◆ Task to complete
Begin at the line containing "Extract the structured" and retype each line through the end of the records exactly. Include nothing else and no pictures.

Element data from apps and pages
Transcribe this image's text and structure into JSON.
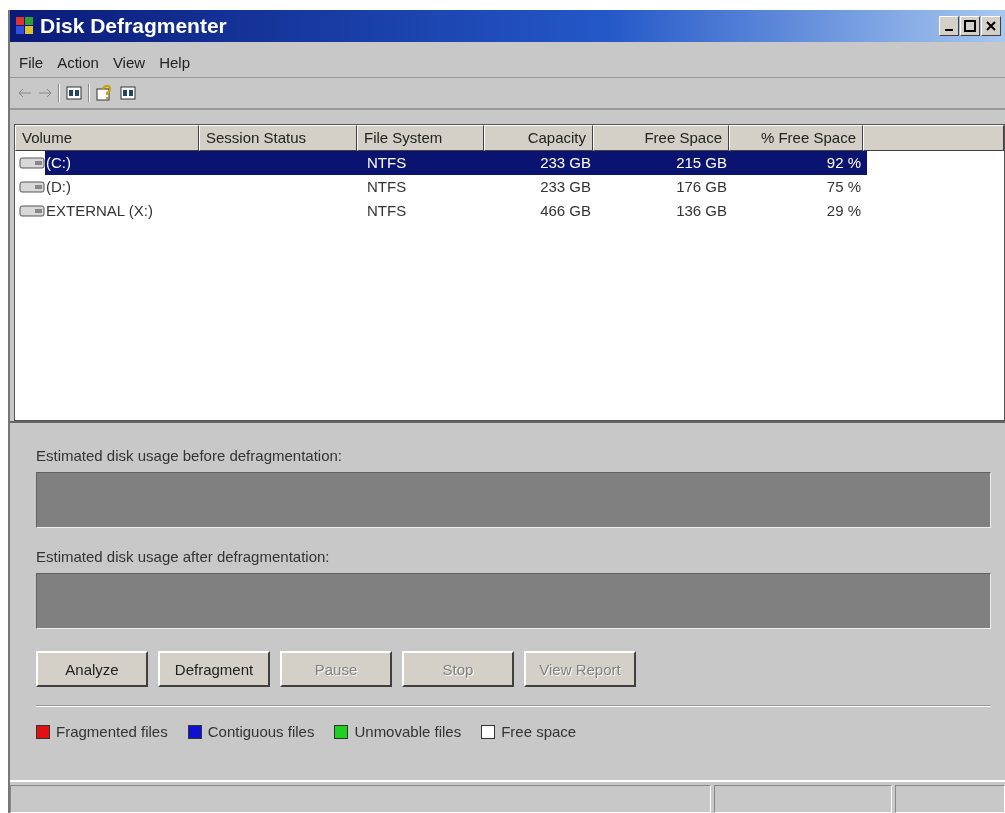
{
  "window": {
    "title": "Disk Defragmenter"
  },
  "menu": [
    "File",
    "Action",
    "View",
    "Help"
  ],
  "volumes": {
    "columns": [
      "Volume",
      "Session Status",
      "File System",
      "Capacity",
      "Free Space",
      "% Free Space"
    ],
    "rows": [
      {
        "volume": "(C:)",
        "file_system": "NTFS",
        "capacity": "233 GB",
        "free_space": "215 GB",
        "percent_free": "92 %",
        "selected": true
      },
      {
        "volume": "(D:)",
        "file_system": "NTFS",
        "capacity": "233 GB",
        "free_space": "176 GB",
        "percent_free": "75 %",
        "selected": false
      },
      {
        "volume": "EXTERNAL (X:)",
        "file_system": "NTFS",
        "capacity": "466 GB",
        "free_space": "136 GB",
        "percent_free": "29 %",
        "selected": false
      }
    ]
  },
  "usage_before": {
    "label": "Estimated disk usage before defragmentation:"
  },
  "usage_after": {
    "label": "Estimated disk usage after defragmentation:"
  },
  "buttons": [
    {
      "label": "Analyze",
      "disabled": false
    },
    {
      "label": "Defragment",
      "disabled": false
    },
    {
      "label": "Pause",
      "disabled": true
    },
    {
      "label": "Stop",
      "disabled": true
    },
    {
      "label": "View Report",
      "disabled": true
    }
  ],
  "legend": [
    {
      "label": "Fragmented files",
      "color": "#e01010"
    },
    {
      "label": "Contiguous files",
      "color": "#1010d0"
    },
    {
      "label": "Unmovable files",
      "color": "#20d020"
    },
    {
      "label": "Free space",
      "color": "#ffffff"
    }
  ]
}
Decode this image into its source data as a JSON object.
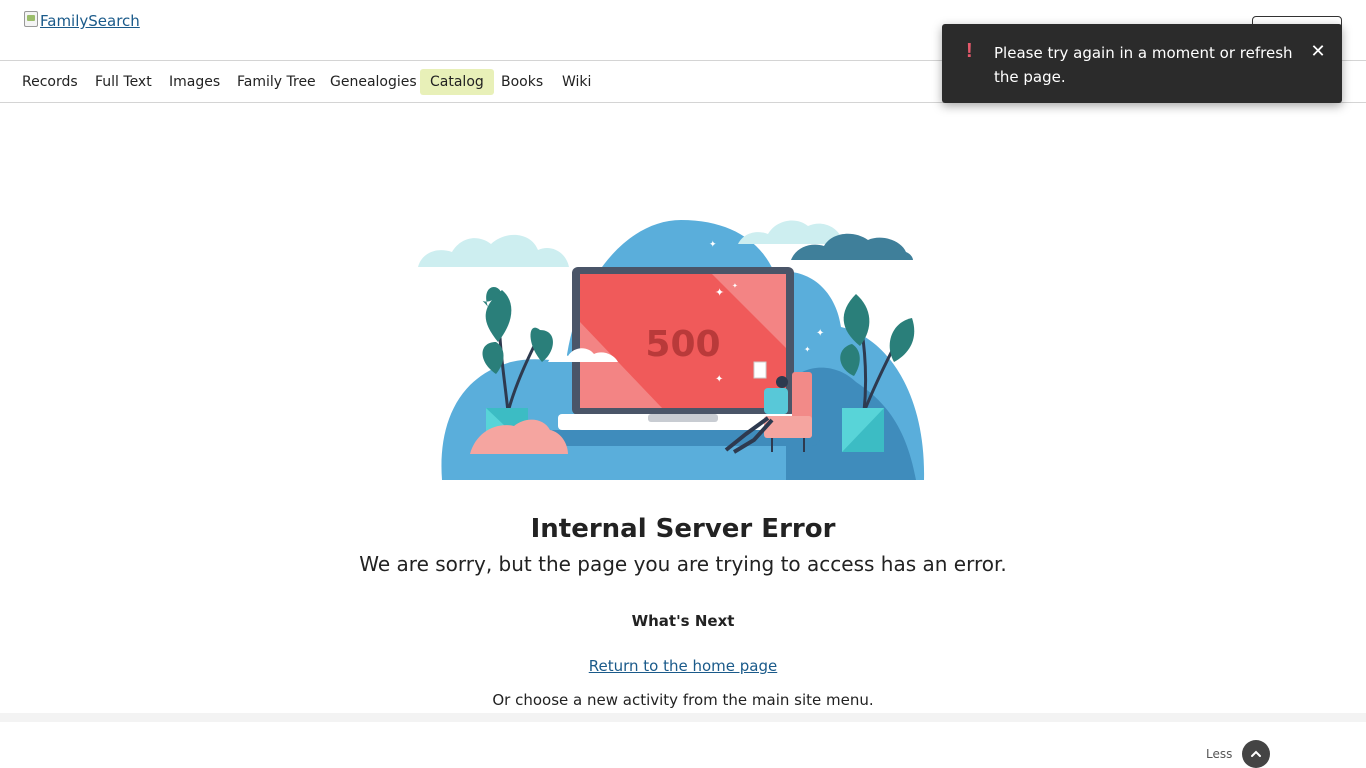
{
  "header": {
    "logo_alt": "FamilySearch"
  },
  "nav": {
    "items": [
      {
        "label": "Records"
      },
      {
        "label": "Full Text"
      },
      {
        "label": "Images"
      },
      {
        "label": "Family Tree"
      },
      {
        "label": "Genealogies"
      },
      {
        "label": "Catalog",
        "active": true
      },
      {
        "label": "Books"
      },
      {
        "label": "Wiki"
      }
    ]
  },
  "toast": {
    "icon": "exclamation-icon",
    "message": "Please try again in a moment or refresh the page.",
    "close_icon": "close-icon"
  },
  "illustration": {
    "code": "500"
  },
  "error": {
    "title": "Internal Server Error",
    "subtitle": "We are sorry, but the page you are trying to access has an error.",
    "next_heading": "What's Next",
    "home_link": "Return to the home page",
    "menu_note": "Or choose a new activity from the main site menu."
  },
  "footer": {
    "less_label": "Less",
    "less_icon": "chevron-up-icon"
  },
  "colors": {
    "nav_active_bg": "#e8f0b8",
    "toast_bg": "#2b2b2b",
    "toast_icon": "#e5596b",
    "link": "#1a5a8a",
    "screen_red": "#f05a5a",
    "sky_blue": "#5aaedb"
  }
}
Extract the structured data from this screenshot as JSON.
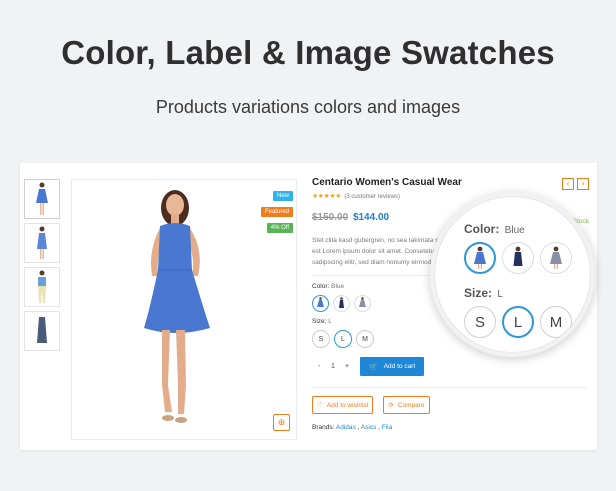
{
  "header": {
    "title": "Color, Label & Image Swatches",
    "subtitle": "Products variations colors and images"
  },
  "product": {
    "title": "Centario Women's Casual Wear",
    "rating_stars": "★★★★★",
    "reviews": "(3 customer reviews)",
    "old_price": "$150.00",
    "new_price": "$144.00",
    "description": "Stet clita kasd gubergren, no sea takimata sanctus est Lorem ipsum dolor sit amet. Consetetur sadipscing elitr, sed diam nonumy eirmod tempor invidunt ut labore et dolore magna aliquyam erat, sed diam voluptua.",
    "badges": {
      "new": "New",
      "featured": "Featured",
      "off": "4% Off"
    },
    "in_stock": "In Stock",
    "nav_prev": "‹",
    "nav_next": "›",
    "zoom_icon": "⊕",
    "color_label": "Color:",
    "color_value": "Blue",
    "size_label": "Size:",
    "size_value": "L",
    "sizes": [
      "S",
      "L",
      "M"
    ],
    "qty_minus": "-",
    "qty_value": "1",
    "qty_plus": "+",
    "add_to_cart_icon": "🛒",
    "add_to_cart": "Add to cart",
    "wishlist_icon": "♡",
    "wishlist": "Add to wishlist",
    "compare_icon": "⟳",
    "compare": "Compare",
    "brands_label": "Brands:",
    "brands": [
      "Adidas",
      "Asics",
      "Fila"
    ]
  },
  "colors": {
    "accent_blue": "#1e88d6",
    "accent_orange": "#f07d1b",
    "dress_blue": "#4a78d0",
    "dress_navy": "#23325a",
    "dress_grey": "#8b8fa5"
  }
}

◆ Result for this exercise
Extract the structured data from this screenshot as JSON.
{
  "header": {
    "title": "Color, Label & Image Swatches",
    "subtitle": "Products variations colors and images"
  },
  "product": {
    "title": "Centario Women's Casual Wear",
    "rating_stars": "★★★★★",
    "reviews": "(3 customer reviews)",
    "old_price": "$150.00",
    "new_price": "$144.00",
    "description": "Stet clita kasd gubergren, no sea takimata sanctus est Lorem ipsum dolor sit amet. Consetetur sadipscing elitr, sed diam nonumy eirmod tempor invidunt ut labore et dolore magna aliquyam erat, sed diam voluptua.",
    "badges": {
      "new": "New",
      "featured": "Featured",
      "off": "4% Off"
    },
    "in_stock": "In Stock",
    "nav_prev": "‹",
    "nav_next": "›",
    "zoom_icon": "⊕",
    "color_label": "Color:",
    "color_value": "Blue",
    "size_label": "Size:",
    "size_value": "L",
    "sizes": [
      "S",
      "L",
      "M"
    ],
    "qty_minus": "-",
    "qty_value": "1",
    "qty_plus": "+",
    "add_to_cart_icon": "🛒",
    "add_to_cart": "Add to cart",
    "wishlist_icon": "♡",
    "wishlist": "Add to wishlist",
    "compare_icon": "⟳",
    "compare": "Compare",
    "brands_label": "Brands:",
    "brands": [
      "Adidas",
      "Asics",
      "Fila"
    ]
  },
  "colors": {
    "accent_blue": "#1e88d6",
    "accent_orange": "#f07d1b",
    "dress_blue": "#4a78d0",
    "dress_navy": "#23325a",
    "dress_grey": "#8b8fa5"
  }
}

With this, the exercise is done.